Medline Plus: Diabetes http://www.nlm.nih.gov/medlineplus/diabetes.html

National Institutes of Mental Health (NIMH): Depression and Diabetes http://www.nimh.nih.gov/health/publications/depression-and-diabetes/index.shtml

National Diabetes Education Program (NDEP): 4 Steps to Manage Your Diabetes for Life http://ndep.nih.gov/publications/PublicationDetail.aspx?PubId=4

Centers for Disease Control (CDC): Living with Diabetes http://www.cdc.gov/diabetes/living/index.html

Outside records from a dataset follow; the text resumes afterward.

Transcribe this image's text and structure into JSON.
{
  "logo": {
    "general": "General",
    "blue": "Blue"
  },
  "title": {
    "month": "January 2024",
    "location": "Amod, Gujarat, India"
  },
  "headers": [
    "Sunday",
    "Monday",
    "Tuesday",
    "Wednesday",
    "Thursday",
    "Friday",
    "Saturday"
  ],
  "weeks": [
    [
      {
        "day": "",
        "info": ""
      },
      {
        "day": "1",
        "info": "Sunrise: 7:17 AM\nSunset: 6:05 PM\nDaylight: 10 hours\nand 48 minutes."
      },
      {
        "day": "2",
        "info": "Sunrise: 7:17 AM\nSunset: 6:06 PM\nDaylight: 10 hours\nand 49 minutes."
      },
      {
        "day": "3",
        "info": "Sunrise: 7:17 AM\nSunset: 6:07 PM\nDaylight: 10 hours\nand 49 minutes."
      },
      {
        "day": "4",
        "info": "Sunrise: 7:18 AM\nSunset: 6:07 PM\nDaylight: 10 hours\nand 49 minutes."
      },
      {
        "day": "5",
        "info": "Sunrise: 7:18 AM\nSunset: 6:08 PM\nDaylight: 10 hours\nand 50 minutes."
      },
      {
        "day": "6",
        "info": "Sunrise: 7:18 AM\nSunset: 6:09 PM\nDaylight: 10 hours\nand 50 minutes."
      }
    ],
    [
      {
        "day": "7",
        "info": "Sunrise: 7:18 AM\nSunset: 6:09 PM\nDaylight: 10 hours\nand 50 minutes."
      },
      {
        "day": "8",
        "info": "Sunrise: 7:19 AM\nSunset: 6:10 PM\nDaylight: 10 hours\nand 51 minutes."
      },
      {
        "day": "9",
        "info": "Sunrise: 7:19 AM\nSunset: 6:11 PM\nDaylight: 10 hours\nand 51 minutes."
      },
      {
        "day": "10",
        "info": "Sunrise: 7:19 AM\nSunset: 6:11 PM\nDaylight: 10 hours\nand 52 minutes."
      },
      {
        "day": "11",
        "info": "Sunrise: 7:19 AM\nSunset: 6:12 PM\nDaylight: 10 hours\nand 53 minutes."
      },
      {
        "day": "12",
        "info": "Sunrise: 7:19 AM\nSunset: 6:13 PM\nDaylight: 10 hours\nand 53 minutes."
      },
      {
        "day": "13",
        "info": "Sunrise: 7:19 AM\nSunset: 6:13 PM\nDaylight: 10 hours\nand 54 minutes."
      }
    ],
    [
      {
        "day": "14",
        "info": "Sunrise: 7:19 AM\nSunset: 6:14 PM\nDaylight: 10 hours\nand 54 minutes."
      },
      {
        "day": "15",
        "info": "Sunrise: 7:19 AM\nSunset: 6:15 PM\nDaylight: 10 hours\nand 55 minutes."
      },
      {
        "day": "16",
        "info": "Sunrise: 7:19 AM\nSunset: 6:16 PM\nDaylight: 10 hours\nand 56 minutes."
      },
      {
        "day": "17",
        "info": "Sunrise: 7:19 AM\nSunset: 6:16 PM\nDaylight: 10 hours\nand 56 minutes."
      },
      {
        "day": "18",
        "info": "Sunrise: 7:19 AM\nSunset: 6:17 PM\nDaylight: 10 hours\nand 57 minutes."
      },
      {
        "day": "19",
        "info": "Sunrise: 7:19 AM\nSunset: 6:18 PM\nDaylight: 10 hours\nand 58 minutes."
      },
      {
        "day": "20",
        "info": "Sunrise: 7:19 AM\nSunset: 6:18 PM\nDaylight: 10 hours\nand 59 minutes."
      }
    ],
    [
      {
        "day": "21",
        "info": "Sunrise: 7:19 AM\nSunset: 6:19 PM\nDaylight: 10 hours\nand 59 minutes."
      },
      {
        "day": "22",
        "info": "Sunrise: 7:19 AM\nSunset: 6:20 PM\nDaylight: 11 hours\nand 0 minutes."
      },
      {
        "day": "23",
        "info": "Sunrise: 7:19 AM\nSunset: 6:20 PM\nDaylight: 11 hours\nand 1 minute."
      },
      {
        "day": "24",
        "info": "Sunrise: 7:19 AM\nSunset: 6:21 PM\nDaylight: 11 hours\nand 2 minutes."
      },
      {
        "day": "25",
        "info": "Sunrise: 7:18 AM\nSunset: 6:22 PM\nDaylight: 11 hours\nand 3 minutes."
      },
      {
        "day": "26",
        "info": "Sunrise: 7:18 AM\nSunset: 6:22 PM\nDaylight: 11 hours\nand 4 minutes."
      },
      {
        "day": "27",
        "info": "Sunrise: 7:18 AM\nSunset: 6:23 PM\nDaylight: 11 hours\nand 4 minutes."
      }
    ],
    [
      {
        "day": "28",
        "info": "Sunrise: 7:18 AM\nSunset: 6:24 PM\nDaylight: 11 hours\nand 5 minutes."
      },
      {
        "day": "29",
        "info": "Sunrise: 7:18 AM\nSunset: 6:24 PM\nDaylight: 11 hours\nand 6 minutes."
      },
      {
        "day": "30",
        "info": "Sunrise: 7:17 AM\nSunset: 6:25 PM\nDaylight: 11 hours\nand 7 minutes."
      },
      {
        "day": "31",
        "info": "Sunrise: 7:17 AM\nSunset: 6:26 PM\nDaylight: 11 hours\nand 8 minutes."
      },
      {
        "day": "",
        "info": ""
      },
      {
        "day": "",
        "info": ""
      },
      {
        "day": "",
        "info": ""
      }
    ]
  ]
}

American Diabetes Association (ADA): Stress http://www.diabetes.org/living-with-diabetes/complications/mental-health/stress.html

United States Department of Agriculture (USDA): SuperTracker http://choosemyplate.gov/supertracker-tools/supertracker.html

Beverly, E. A., Ganda, O. P., Ritholz, M. D., Lee, Y., Brooks, K. M., Lewis-Schroeder, N. F., ... & Weinger, K. (2012). Look Who's (Not) Talking Diabetic patients' willingness to discuss self-care with physicians. Diabetes care, 35(7), 1466-1472.  http://care.diabetesjournals.org/content/35/7/1466.short


These articles are not a substitute for medical advice, and are not intended to treat or cure any disease. Advances in medicine may cause this information to become outdated, invalid, or subject to debate. Professional opinions and interpretations of scientific literature may vary. Consult your healthcare professional before making changes to your diet, exercise, or medication regime.